TASK DIRECTIONS:
Identify all lines of the data containing the string "this" and copy them.
######
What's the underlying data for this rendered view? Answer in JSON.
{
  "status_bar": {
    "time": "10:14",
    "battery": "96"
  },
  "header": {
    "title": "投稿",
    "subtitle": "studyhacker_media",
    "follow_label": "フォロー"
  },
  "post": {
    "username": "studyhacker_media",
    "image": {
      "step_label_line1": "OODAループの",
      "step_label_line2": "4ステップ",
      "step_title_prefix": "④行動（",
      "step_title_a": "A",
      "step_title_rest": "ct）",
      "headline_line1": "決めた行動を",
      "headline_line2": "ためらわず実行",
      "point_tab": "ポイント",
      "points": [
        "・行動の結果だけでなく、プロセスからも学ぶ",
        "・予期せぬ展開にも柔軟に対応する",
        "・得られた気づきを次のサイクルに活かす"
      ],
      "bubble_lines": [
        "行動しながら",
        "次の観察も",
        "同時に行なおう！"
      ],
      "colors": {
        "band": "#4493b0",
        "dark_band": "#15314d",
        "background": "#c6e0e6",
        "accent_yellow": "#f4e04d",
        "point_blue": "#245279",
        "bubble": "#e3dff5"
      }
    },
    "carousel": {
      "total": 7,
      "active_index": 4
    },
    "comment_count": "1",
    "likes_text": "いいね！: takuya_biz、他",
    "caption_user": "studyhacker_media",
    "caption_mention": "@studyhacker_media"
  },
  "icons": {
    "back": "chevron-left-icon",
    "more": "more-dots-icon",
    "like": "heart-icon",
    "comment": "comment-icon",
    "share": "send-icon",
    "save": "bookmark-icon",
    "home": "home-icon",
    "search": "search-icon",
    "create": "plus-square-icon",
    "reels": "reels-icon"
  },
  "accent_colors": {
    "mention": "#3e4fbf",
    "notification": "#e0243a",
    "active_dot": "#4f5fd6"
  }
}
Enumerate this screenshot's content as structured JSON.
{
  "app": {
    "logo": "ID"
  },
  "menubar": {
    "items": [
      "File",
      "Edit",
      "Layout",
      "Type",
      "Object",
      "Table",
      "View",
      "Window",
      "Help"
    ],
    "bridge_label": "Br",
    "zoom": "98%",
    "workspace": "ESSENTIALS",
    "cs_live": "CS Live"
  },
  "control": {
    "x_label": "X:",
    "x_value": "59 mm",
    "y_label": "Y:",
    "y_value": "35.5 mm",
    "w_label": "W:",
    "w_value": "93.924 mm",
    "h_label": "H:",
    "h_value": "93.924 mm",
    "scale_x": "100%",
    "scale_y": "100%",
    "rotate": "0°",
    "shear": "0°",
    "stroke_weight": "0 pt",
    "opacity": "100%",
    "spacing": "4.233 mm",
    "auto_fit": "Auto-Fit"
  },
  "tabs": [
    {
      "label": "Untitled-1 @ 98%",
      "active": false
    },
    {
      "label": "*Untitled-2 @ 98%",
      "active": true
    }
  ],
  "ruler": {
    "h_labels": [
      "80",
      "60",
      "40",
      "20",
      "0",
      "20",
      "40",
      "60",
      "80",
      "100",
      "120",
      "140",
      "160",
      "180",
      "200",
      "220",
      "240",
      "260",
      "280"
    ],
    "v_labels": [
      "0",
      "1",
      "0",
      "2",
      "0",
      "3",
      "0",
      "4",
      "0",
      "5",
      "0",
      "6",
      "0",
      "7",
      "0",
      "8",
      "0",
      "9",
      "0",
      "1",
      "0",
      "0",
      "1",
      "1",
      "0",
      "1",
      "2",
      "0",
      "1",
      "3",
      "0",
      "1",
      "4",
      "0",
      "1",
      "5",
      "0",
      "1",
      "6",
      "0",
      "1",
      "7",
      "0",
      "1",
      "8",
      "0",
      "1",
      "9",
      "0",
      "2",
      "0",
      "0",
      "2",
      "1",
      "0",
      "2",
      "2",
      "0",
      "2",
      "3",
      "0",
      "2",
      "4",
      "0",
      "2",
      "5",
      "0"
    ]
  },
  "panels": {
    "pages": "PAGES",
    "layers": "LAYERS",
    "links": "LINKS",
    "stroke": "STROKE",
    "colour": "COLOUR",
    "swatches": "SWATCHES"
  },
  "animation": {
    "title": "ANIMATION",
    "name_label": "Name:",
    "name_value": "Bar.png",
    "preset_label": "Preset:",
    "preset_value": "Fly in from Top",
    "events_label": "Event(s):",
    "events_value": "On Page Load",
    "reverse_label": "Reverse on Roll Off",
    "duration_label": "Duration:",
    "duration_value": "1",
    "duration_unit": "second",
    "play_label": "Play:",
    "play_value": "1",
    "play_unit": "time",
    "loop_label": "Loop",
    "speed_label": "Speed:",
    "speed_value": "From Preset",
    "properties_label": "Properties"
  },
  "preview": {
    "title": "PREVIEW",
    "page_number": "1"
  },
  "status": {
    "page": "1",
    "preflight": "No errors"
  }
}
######
RESULT:
What's the underlying data for this rendered view? Answer in JSON.
Enumerate this screenshot's content as structured JSON.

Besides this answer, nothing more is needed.